Seems like the Ford 302 V-8 engine is all but forgotten. It also seems the new standard for building a sweet Dime is to put a V-8 in your S-10 truck. With all these Dime minis sporting big powerplants and boneyards full of 5.0L engines, why not build a Dime-smoking Ranger?
Most moderately built small-blocks use dual plain manifolds for low-end torque and good driveability. A mild set of heads, ported or un-ported, are normally used for aesthetic or performance reasons. For the most part, these mild builds produce in the range of 425 to 500 hp.
Summit Racing was our one-stop shop for our little pony project. We compiled a list of components to build our stroker 302 and it all showed up via UPS - boy, do we love the Web. All that we had to do was machine the components, check the clearances, and assemble the engine. The unfortunate part of that is we didn't have a full machine shop in the garage, so we took our Summit parts to Superior Automotive in Anaheim, California, and had the crew there work its magic on the Summit shipment.
To keep things on the visual equivalent to the standard street piece, we chose Trick Flow's Track Heat small-block Ford heads. On the flow bench, the Track Heat intake ports flowed 253 cfm at 0.500 lift. The runner wouldn't pull more cfm with any additional lift. In fact, the runner began to cavitate and the flow numbers fell to 249 cfm when the valve was opened to 0.550 with the same 28 inches of vacuum pulling through the runner.

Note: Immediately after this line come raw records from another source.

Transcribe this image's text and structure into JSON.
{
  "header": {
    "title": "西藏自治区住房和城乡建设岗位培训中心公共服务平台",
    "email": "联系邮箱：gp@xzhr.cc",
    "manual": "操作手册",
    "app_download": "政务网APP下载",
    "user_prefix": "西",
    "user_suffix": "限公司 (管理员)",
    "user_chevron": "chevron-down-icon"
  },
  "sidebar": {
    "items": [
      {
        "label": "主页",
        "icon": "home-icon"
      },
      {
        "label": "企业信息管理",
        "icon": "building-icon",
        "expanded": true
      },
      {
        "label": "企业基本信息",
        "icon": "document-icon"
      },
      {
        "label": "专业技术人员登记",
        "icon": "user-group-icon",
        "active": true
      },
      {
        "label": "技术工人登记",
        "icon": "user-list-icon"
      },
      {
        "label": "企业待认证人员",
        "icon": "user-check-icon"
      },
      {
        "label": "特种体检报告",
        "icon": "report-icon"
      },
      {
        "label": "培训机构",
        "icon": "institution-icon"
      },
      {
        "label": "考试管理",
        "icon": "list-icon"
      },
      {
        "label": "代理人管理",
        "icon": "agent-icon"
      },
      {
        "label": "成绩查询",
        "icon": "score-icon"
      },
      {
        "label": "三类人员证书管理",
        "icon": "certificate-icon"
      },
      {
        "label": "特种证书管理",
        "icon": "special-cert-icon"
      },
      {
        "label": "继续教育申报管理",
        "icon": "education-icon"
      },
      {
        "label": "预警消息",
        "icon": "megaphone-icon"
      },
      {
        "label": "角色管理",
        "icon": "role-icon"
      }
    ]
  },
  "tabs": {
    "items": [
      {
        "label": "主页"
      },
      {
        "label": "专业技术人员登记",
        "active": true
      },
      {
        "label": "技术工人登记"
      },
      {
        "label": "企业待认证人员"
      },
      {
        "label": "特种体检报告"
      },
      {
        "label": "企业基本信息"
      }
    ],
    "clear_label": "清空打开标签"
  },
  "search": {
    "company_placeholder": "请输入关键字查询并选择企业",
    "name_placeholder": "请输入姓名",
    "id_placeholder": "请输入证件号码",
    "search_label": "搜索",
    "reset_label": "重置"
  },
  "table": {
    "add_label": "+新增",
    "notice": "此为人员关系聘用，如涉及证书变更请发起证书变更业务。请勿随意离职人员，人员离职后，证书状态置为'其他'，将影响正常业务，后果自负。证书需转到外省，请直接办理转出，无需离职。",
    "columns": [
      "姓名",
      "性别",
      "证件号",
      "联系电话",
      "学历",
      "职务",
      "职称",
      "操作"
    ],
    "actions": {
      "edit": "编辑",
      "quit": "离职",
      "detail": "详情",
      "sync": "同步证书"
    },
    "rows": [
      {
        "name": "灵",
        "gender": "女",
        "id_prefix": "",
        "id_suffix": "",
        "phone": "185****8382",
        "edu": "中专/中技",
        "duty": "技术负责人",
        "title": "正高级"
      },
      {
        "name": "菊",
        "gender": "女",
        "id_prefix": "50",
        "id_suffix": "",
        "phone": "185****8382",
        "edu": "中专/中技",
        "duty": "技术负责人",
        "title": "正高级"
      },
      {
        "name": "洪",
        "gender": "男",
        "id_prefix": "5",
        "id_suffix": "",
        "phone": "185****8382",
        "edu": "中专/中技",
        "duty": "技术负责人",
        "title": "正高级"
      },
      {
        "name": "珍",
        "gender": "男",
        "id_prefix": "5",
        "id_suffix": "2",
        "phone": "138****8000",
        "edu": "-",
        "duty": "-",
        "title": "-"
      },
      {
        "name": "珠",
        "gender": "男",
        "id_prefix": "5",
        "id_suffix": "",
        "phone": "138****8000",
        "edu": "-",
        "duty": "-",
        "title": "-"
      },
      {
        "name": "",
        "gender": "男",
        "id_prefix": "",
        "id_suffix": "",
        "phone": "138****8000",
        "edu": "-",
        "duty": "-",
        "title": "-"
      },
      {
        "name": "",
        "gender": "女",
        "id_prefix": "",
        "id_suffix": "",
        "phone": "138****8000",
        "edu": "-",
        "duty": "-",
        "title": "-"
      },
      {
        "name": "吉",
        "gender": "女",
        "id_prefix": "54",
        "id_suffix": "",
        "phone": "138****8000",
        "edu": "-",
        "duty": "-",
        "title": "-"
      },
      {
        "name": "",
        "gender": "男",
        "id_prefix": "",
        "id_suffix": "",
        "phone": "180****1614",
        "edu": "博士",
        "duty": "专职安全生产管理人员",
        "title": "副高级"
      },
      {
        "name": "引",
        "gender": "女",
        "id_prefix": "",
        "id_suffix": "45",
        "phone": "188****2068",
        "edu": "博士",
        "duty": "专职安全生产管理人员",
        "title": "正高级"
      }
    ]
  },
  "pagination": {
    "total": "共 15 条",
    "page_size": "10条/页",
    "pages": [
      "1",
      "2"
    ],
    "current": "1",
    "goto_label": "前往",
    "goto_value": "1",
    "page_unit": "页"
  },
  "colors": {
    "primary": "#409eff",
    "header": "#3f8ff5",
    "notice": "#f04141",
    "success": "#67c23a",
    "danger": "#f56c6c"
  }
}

Just as all elements of the engine affect power, the flow numbers have been estimated to support a certain power range. It's been said that 300 cfm is good for about 600 hp. This statement is a generalization, because there are so many other elements that affect power, but it does provide a base of 2 hp per cfm. Of course, the head flow is a result of cam profile, which will largely determine engine manners. Superior Automotive helped us nail this combo down. A smooth-running screamer is what we wanted, so the crew massaged the Trick Flow heads to flow 281 cfm at 0.600 lift.
We also used Edlebrock's Air-Gap manifold that's designed to pull as much as 6,500 rpm. But we found the intake allowed us to see power gains all the way up to 7,100 rpm. The combo made 573 hp at 7,100 rpm. Our combination came out a little above average at 2.04 hp per intake cfm. Here's how the combo went together.
This list will vary depending on your combination, but it will provide a good base for you to use for your comb and price range. This of course doesn't include machine work or assembly. Superior Automotive charges $4,000 to build a motor like this. That may seem like a lot, but keep in mind the crew reworked the heads and CNC-machined the block, not to mention all the fine attention to detail. You get what you pay for.
|PART NUMBER ||DESCRIPTION ||QUANTITY ||RETAIL EACH ||EXTENDED RETAIL |
|FMS-M-6010-B50 ||Engine block ||1 ||$899.95 ||$899.95 |
|SES-HP347KIT ||Engine kit ||1 ||$2,099.95 ||$2,099.95 |
|MEL-M68 ||Oil pump box ||1 ||$21.95 ||$21.95 |
|TFS-51400010 ||Cylinder heads ||1 ||$1,175.95 ||$1,175.95 |
|Comp ||Solid roller lifters ||1 ||$419.95 ||$419.95 |
|TFS-51400520 ||Rocker arms ||1 ||$239.95 ||$239.95 |
|DUR-F-18 ||Camshaft bearing ||1 ||$12.95 ||$12.95 |
|TFS-51400914 ||Gasket set ||1 ||$116.95 ||$116.95 |
|SES-5-60-04-201 ||Timing cover ||1 ||$109.95 ||$109.95 |
|SUM-G1794 ||Thrustplate ||1 ||$62.39 ||$62.39 |
|FMS-M6026A302 ||Plug & dowel kit ||1 ||$9.88 ||$9.88 |
|SUM-B64269 ||Damper ||1 ||$254.50 ||$254.50 |
|TFS-51400802 ||Valve covers ||1 ||$119.95 ||$119.95 |
|EDL-7521 ||Intake manifold ||1 ||$231.95 ||$231.95 |
|ARP-154-3601 ||Head bolts ||1 ||$37.88 ||$37.88 |
|ARP-554-9601 ||Bolt kit ||1 ||$145.95 ||$145.95 |
|MSD-8582 ||Distributor ||1 ||$205.88 ||$205.88 |
|MSD-85833 ||Dist. gear ||1 ||$59.88 ||$59.88 |
|FMS-M6605A302 ||Oil pump shaft ||1 ||$18.88 ||$18.88 |
|MIL-30501 ||Oil pan ||1 ||$285.95 ||$285.95 |
|MIL-18430 ||Oil pump pick-up ||1 ||$72.39 ||$72.39 |
|MEL-M68HV ||Oil pump ||1 ||$28.88 ||$28.88 |
| ||$6,631.91 |